In an normal business or government organization, a failure of this great magnitude would cause heads to roll at the upper level. In the Grand Old Party of today, however, the head honchos are comfortably ensconced and unlikely to budge an inch without a ferocious protest from within the ranks. Since I am no longer within the ranks, however, my opinion on the Republican Party doesn't necessarily count for much. The problems, and the origins thereof, are obvious enough to anyone on the outside who pays even a little bit of attention. There will be plenty of time for recriminations later on...
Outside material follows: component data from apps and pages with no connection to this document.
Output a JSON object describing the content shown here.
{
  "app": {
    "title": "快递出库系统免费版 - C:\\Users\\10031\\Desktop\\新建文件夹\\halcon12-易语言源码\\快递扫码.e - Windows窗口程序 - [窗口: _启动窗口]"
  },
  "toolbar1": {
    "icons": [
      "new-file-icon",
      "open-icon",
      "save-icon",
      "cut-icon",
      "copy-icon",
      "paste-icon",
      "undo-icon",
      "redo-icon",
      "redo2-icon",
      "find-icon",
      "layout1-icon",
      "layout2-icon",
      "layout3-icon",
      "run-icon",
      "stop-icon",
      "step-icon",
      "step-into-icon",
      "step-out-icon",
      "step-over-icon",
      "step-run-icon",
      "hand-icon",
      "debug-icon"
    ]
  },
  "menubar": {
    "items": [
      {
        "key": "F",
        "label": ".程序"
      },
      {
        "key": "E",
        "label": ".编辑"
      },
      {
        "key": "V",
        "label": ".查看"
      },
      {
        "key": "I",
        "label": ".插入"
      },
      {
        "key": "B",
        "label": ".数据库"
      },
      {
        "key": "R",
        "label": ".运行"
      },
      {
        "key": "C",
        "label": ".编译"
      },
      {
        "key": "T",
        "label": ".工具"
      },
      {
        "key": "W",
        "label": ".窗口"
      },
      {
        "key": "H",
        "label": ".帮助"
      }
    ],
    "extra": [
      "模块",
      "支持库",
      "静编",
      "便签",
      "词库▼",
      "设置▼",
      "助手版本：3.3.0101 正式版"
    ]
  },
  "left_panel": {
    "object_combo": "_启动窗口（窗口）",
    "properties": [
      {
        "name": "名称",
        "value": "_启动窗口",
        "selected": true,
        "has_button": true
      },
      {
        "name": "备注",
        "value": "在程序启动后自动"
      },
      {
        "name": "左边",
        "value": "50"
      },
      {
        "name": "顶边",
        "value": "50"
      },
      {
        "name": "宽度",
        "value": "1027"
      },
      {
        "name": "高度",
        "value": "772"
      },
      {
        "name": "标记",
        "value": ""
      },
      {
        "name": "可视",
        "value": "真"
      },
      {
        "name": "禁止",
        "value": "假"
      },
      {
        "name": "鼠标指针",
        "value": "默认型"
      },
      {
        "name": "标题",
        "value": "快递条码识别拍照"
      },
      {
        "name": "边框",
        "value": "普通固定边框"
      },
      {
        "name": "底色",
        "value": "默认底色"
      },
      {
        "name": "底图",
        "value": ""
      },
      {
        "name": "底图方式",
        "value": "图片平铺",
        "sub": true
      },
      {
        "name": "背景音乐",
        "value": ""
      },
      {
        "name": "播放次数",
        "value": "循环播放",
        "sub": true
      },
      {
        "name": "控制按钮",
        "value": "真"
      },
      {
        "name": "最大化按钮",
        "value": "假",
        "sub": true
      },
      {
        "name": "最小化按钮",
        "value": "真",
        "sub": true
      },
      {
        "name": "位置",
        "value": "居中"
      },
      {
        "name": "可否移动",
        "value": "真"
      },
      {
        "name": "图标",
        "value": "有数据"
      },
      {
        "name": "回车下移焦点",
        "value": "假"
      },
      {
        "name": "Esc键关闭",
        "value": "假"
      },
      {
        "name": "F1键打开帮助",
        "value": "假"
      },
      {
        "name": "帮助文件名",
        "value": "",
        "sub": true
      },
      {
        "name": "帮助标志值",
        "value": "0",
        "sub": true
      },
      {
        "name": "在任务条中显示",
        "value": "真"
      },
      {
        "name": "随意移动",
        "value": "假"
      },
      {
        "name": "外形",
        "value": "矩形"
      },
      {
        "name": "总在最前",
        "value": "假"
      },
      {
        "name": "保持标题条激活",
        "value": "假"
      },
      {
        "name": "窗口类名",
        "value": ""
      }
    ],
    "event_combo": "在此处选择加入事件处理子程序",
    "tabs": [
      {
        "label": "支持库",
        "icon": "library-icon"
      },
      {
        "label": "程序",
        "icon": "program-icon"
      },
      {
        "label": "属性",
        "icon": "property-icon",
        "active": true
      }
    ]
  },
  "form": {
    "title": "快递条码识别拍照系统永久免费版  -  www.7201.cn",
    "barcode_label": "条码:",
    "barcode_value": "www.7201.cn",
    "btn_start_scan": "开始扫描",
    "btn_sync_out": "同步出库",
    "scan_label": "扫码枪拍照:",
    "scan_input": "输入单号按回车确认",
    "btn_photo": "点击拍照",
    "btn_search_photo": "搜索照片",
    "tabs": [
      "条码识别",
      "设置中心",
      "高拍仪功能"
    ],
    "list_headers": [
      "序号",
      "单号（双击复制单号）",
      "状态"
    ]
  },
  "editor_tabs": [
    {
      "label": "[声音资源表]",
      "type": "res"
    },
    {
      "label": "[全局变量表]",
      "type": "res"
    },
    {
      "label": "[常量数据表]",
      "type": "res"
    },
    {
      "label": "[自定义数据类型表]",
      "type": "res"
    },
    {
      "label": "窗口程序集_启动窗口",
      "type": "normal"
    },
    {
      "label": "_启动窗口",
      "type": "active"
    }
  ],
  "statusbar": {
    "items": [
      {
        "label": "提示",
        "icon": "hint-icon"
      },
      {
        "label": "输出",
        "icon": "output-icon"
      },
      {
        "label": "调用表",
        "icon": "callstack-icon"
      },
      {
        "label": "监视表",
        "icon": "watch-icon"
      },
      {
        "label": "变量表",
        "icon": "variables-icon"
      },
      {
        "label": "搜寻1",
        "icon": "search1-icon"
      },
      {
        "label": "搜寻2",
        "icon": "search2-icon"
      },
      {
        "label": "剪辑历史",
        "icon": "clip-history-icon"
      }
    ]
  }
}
My initial reaction to the news from Ohio:
Decision 2012 is over and done with. The President will now have "more flexibility" in his second term. Why am I not comforted by that thought?
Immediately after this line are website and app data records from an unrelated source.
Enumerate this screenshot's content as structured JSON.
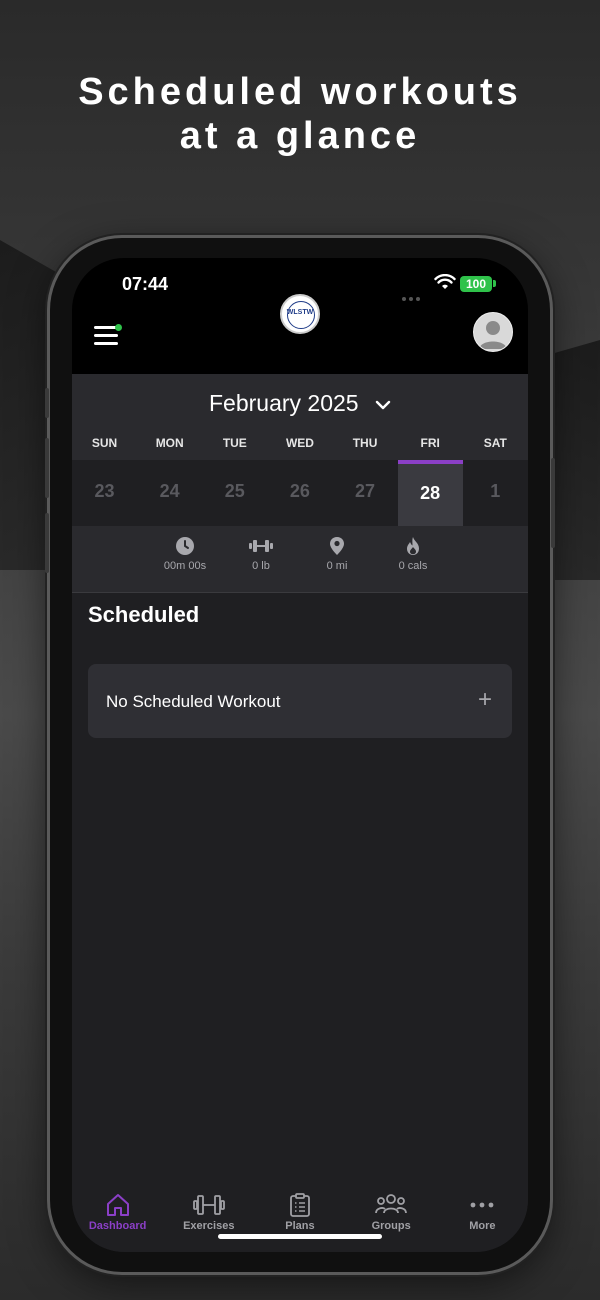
{
  "headline": {
    "line1": "Scheduled workouts",
    "line2": "at a glance"
  },
  "status_bar": {
    "time": "07:44",
    "battery": "100",
    "battery_color": "#2fc24a"
  },
  "top_bar": {
    "logo_text": "WLSTW",
    "menu_icon": "hamburger-icon",
    "notification_dot_color": "#2fc24a",
    "avatar_icon": "avatar-placeholder"
  },
  "calendar": {
    "month_label": "February 2025",
    "weekdays": [
      "SUN",
      "MON",
      "TUE",
      "WED",
      "THU",
      "FRI",
      "SAT"
    ],
    "dates": [
      "23",
      "24",
      "25",
      "26",
      "27",
      "28",
      "1"
    ],
    "selected_index": 5,
    "accent_color": "#8b3fc7"
  },
  "stats": {
    "duration": "00m 00s",
    "weight": "0 lb",
    "distance": "0 mi",
    "calories": "0 cals"
  },
  "scheduled": {
    "title": "Scheduled",
    "empty_label": "No Scheduled Workout",
    "add_symbol": "+"
  },
  "tabs": [
    {
      "label": "Dashboard",
      "icon": "home-icon",
      "active": true
    },
    {
      "label": "Exercises",
      "icon": "dumbbell-icon",
      "active": false
    },
    {
      "label": "Plans",
      "icon": "clipboard-icon",
      "active": false
    },
    {
      "label": "Groups",
      "icon": "group-icon",
      "active": false
    },
    {
      "label": "More",
      "icon": "more-icon",
      "active": false
    }
  ]
}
In response to the article "The Right Will Draw the Wrong Conclusions from an Obama Victory" at rightwingnuthouse.com, I wrote:
I have made several of those points in my own blog recently. Good quote: "the takeover of the Republican party by the hard right has meant that the very concept of conservatism has been corrupted beyond recognition." Sensible voters can tell there is something rotten behind the stale partisan rhetoric on the right. (And on the left.) As the author says, anyone who concludes that what the GOP needs in 2016 is a "true conservative" candidate is utterly deluded about what has gone wrong in the party.
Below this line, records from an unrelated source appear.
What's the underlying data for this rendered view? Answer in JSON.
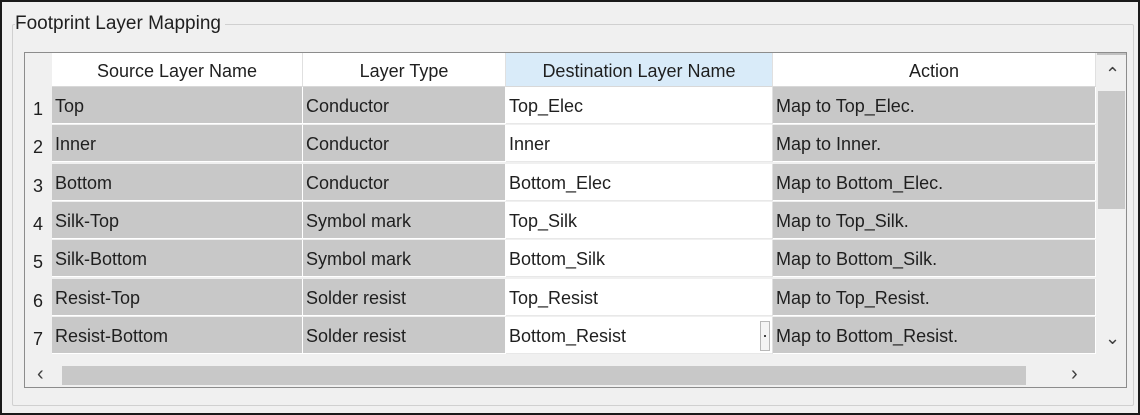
{
  "group": {
    "title": "Footprint Layer Mapping"
  },
  "columns": [
    "Source Layer Name",
    "Layer Type",
    "Destination Layer Name",
    "Action"
  ],
  "rows": [
    {
      "num": "1",
      "source": "Top",
      "type": "Conductor",
      "dest": "Top_Elec",
      "action": "Map to Top_Elec."
    },
    {
      "num": "2",
      "source": "Inner",
      "type": "Conductor",
      "dest": "Inner",
      "action": "Map to Inner."
    },
    {
      "num": "3",
      "source": "Bottom",
      "type": "Conductor",
      "dest": "Bottom_Elec",
      "action": "Map to Bottom_Elec."
    },
    {
      "num": "4",
      "source": "Silk-Top",
      "type": "Symbol mark",
      "dest": "Top_Silk",
      "action": "Map to Top_Silk."
    },
    {
      "num": "5",
      "source": "Silk-Bottom",
      "type": "Symbol mark",
      "dest": "Bottom_Silk",
      "action": "Map to Bottom_Silk."
    },
    {
      "num": "6",
      "source": "Resist-Top",
      "type": "Solder resist",
      "dest": "Top_Resist",
      "action": "Map to Top_Resist."
    },
    {
      "num": "7",
      "source": "Resist-Bottom",
      "type": "Solder resist",
      "dest": "Bottom_Resist",
      "action": "Map to Bottom_Resist."
    }
  ],
  "selected_column": 2,
  "icons": {
    "scroll_up": "chevron-up-icon",
    "scroll_down": "chevron-down-icon",
    "scroll_left": "chevron-left-icon",
    "scroll_right": "chevron-right-icon"
  }
}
You never know how people will react to political humor, or attempts thereat. For example, today I wrote on Facebook, linking to the fictitious "George W. Obama" character:
Eight more years of budget-busting entitlements, soaring debt, and war! We get what we deserve.
Someone thought I sounded bitter, even though I was pinning equal blame for the trouble on the Republican side. (Hence, eight more years, rather than four more years -- the point being that, in several ways, Obama isn't much different from his predecessor.) Touchy feelings! On the other hand, I have come across all sorts of nasty, vicious Facebook posts from folks on the left who are gloating over Obama's win, and not at all shy about expressing it. It is not the finest moment for upholding standards of civil discouse, I'm afraid.
Finally, from late this afternoon:
I punished myself by listening to Rush Limbaugh and Sean Hannity for a while this afternoon. Sometimes I get a kick out of Rush's acid wit, but today was just excruciating.
In the closing days of Campaign 2012, factcheck.org put out "Whoppers of 2012, Final Edition." Some of them are pretty bad, on both sides, but now that the campaign is over, everyone will probably forget. Hat tip to Connie.
Just for the record, the Augusta County Republicans Web site, which I used to run, has finally vanished from cyberspace. At the request of local Republican elected officials, I created a campaign Web site for them in September 2007, during a period of intra-party tumult. It went into inactive "hibernation" in the summer of 2008, and I transferred control of it to the Augusta County Republican Committee in September 2010. I was led to believe that the Web site would be rebuilt "under new management," so to speak, but it was nothing more than a blank page ("New Web site host") for the next two years. And thus ends another (minor) chapter in the never-ending "SWAC Saga."